-- What is required --
Find and copy each line of the data that includes "FIFTIES".

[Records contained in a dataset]
== Segment start ==

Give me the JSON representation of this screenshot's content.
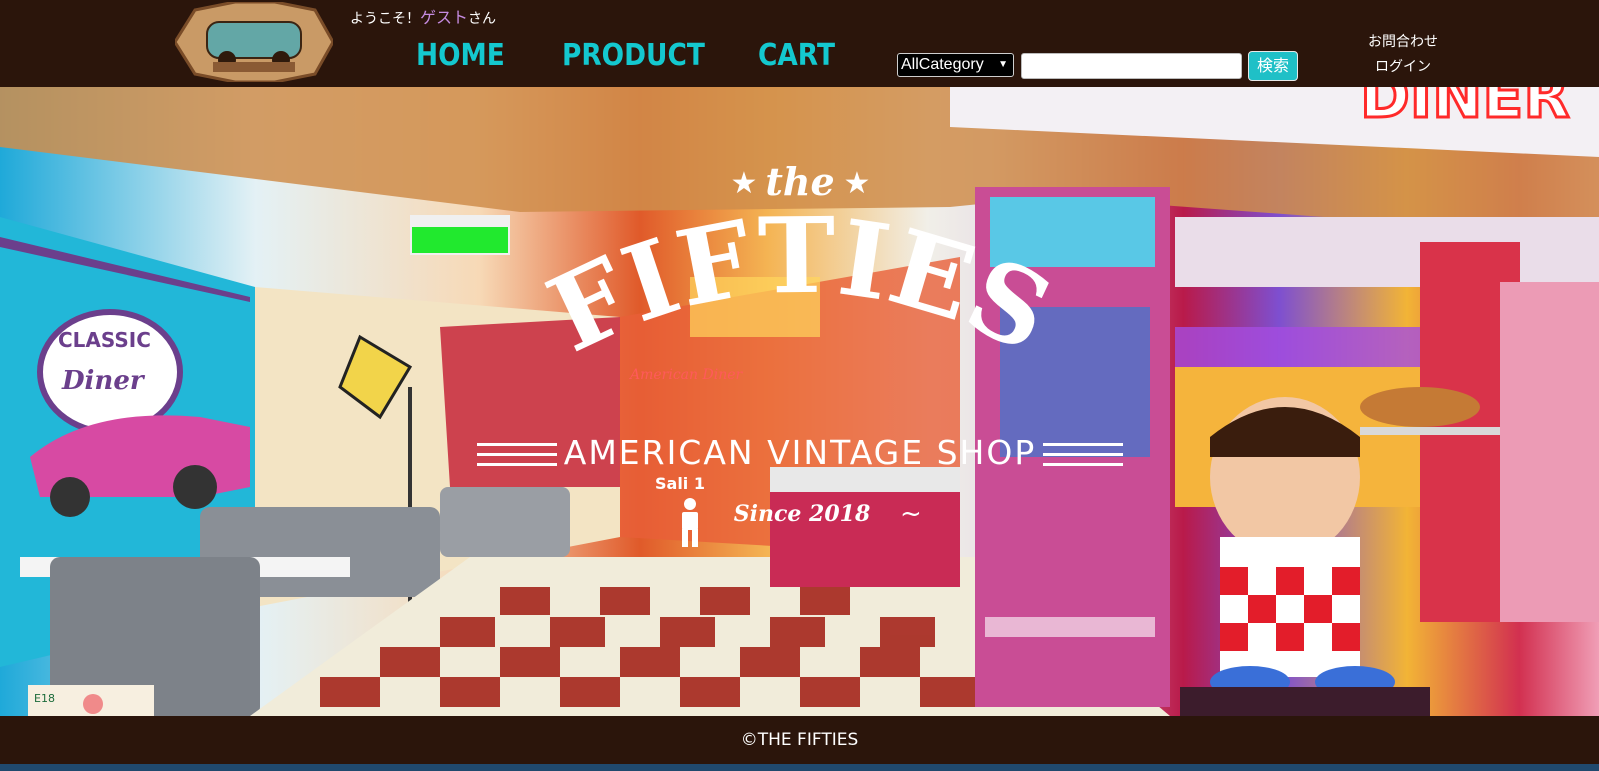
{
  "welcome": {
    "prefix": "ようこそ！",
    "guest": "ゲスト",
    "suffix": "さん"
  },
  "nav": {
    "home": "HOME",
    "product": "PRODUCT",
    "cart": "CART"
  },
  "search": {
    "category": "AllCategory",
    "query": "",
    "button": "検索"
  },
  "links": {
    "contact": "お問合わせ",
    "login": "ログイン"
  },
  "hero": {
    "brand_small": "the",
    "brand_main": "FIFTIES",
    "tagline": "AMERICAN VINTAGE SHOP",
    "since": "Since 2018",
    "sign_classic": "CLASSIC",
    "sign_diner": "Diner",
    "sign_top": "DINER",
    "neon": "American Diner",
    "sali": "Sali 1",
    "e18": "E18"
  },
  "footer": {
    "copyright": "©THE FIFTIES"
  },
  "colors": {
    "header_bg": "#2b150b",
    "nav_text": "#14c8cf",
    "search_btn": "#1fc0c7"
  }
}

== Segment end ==

-- Answer to this exercise --
    "brand_main": "FIFTIES",
    "copyright": "©THE FIFTIES"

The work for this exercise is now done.